Still, the symbolism of millionaire presidents at a time of acute anxiety about college affordability is a problem, said Patrick Callan, president of the National Center for Public Policy and Higher Education.
"This is not a trend that is helping to build public confidence in higher education," said Callan, who called on boards to show more salary restraint. "It helps explain why a majority of Americans think that higher education is more interested in its own bottom line than in the educational experience of students. It's misplaced priorities."
Perhaps the most conspicuous name on the latest list is Charles Polk of Mountain State University in Beckley, W. Va., at No. 6, who earned $1.84 million in 2009. Polk's base salary was $371,000 and his 2009 compensation included a one-time deferred retirement package. The university says it also has a $2 million life insurance policy on Polk.
When Polk arrived in 1990, Beckley College, as it was then known, was a struggling two-year school with a few hundred students. Polk grew the school into a four-year university, started an athletic program, built buildings and branches in other states and expanded into online learning. It currently has about 9,000 students, though a spokesman said he couldn't say how many were online.
But Mountain State has recently encountered serious problems. Just in the past week, it suffered a setback in a long-running accreditation battle when a national association told the school the program still had serious shortcomings. The school's official six-year graduation rate for first-time, full-time students seeking a degree or certificate was just 4 percent in the year reflected in the Chronicle salary survey. The following year it was 8 percent.
Mountain State spokesman Andrew Wessels said roughly 97 percent of Mountain State students are "non-traditional" and the average age is 27. This fall, it had just 120 students who enrolled full time straight from high school.
In July, the Charleston Gazette reported that between 2005 and 2010, MSU students received more than $43 million in state and federal grants and scholarships. According to the Chronicle, Polk's 2009 compensation amounted to 3.5 percent of the school's total expenditures that year — by far the highest in the survey. The typical president's compensation amounted to 0.4 percent of the college budget.
Asked to comment on Polk's compensation, Wessels referred to a statement issued in August by Jerry Ice, chairman of the board of trustees, explaining the financial arrangement.
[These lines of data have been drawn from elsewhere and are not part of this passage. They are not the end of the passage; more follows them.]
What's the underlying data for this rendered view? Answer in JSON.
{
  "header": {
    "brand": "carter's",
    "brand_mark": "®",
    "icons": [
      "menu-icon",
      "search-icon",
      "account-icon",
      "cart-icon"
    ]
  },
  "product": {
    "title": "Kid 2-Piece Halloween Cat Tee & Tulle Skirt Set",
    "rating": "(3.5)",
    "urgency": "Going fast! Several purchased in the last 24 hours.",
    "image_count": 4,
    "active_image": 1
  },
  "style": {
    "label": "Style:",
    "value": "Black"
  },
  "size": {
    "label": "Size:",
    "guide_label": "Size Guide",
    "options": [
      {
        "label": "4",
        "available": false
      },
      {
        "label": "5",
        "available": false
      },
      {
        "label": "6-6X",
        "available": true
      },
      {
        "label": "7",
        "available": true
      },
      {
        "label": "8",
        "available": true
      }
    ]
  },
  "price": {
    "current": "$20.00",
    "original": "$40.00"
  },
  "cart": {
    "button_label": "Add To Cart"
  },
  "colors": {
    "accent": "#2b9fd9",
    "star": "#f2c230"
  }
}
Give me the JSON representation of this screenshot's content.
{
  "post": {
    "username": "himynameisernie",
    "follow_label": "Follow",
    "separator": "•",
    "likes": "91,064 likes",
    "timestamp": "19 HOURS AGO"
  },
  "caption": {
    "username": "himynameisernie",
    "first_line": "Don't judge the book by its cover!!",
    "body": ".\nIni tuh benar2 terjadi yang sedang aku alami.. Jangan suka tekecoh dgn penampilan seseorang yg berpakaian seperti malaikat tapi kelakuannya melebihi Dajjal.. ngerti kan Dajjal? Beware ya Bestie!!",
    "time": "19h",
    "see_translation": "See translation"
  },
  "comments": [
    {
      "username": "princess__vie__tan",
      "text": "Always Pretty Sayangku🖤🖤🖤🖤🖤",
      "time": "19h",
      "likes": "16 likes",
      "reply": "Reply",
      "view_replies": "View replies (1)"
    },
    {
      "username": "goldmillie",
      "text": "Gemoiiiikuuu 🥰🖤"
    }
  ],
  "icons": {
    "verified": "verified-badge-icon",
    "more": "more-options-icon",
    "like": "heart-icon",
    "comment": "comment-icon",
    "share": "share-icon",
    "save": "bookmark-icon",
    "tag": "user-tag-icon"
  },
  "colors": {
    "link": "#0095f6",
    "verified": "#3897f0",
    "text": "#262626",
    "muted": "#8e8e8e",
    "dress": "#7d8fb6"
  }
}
Polk "led the university to great success in providing accessible educational opportunities to students who seek them," the statement said. "The university continues to work toward ameliorating the issues related to its accreditation and is confident that it will experience a positive outcome."